## WHAT THE EXERCISE ASKS
Everything in the entries except the pictures must be duplicated exactly.

==============================

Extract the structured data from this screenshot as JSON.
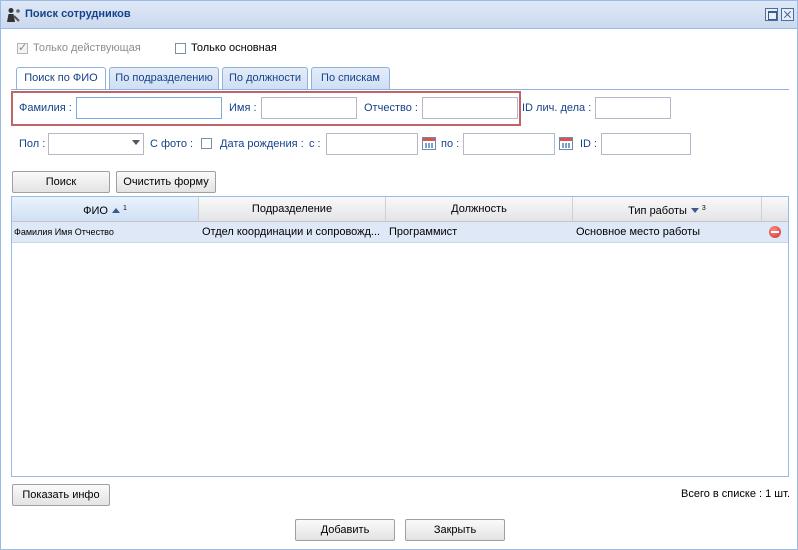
{
  "window": {
    "title": "Поиск сотрудников"
  },
  "filters": {
    "only_active_label": "Только действующая",
    "only_active_checked": true,
    "only_main_label": "Только основная",
    "only_main_checked": false
  },
  "tabs": [
    {
      "label": "Поиск по ФИО",
      "active": true
    },
    {
      "label": "По подразделению",
      "active": false
    },
    {
      "label": "По должности",
      "active": false
    },
    {
      "label": "По спискам",
      "active": false
    }
  ],
  "form": {
    "surname_label": "Фамилия :",
    "surname_value": "",
    "name_label": "Имя :",
    "name_value": "",
    "patronymic_label": "Отчество :",
    "patronymic_value": "",
    "personal_file_label": "ID лич. дела :",
    "personal_file_value": "",
    "gender_label": "Пол :",
    "gender_value": "",
    "photo_label": "С фото :",
    "birth_label": "Дата рождения :",
    "from_label": "с :",
    "from_value": "",
    "to_label": "по :",
    "to_value": "",
    "id_label": "ID :",
    "id_value": ""
  },
  "actions": {
    "search": "Поиск",
    "clear": "Очистить форму"
  },
  "grid": {
    "columns": [
      {
        "label": "ФИО",
        "sort": "asc",
        "order": "1"
      },
      {
        "label": "Подразделение",
        "sort": "",
        "order": ""
      },
      {
        "label": "Должность",
        "sort": "",
        "order": ""
      },
      {
        "label": "Тип работы",
        "sort": "desc",
        "order": "3"
      }
    ],
    "rows": [
      {
        "fio": "Фамилия Имя Отчество",
        "department": "Отдел координации и сопровожд...",
        "position": "Программист",
        "work_type": "Основное место работы"
      }
    ]
  },
  "bottom": {
    "show_info": "Показать инфо",
    "total": "Всего в списке : 1 шт."
  },
  "dialog": {
    "add": "Добавить",
    "close": "Закрыть"
  }
}
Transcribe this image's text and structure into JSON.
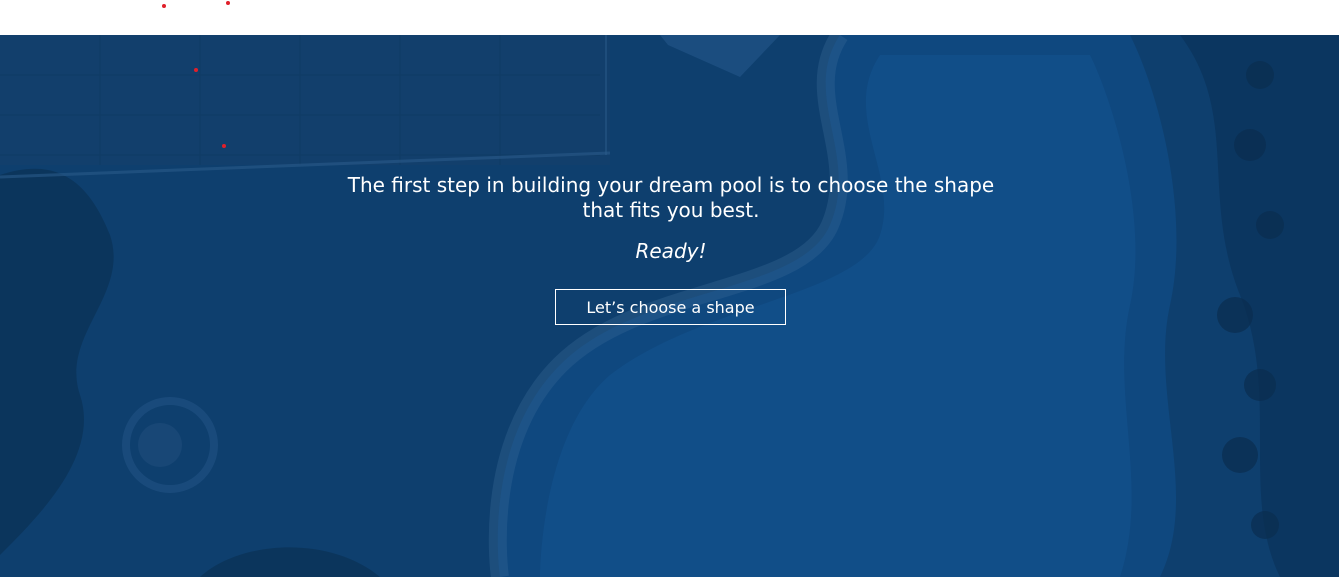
{
  "hero": {
    "headline": "The first step in building your dream pool is to choose the shape that fits you best.",
    "subtitle": "Ready!",
    "cta_label": "Let’s choose a shape"
  },
  "colors": {
    "overlay": "#0e3f6e",
    "accent_dots": "#e0202a",
    "text": "#ffffff"
  }
}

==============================

## REPLY
Extract the structured data from this screenshot as JSON.
{
  "window": {
    "title": "Поиск сотрудников"
  },
  "filters": {
    "only_active_label": "Только действующая",
    "only_active_checked": true,
    "only_main_label": "Только основная",
    "only_main_checked": false
  },
  "tabs": [
    {
      "label": "Поиск по ФИО",
      "active": true
    },
    {
      "label": "По подразделению",
      "active": false
    },
    {
      "label": "По должности",
      "active": false
    },
    {
      "label": "По спискам",
      "active": false
    }
  ],
  "form": {
    "surname_label": "Фамилия :",
    "surname_value": "",
    "name_label": "Имя :",
    "name_value": "",
    "patronymic_label": "Отчество :",
    "patronymic_value": "",
    "personal_file_label": "ID лич. дела :",
    "personal_file_value": "",
    "gender_label": "Пол :",
    "gender_value": "",
    "photo_label": "С фото :",
    "birth_label": "Дата рождения :",
    "from_label": "с :",
    "from_value": "",
    "to_label": "по :",
    "to_value": "",
    "id_label": "ID :",
    "id_value": ""
  },
  "actions": {
    "search": "Поиск",
    "clear": "Очистить форму"
  },
  "grid": {
    "columns": [
      {
        "label": "ФИО",
        "sort": "asc",
        "order": "1"
      },
      {
        "label": "Подразделение",
        "sort": "",
        "order": ""
      },
      {
        "label": "Должность",
        "sort": "",
        "order": ""
      },
      {
        "label": "Тип работы",
        "sort": "desc",
        "order": "3"
      }
    ],
    "rows": [
      {
        "fio": "Фамилия Имя Отчество",
        "department": "Отдел координации и сопровожд...",
        "position": "Программист",
        "work_type": "Основное место работы"
      }
    ]
  },
  "bottom": {
    "show_info": "Показать инфо",
    "total": "Всего в списке : 1 шт."
  },
  "dialog": {
    "add": "Добавить",
    "close": "Закрыть"
  }
}
Transcribe this image's text and structure into JSON.
{
  "hero": {
    "headline": "The first step in building your dream pool is to choose the shape that fits you best.",
    "subtitle": "Ready!",
    "cta_label": "Let’s choose a shape"
  },
  "colors": {
    "overlay": "#0e3f6e",
    "accent_dots": "#e0202a",
    "text": "#ffffff"
  }
}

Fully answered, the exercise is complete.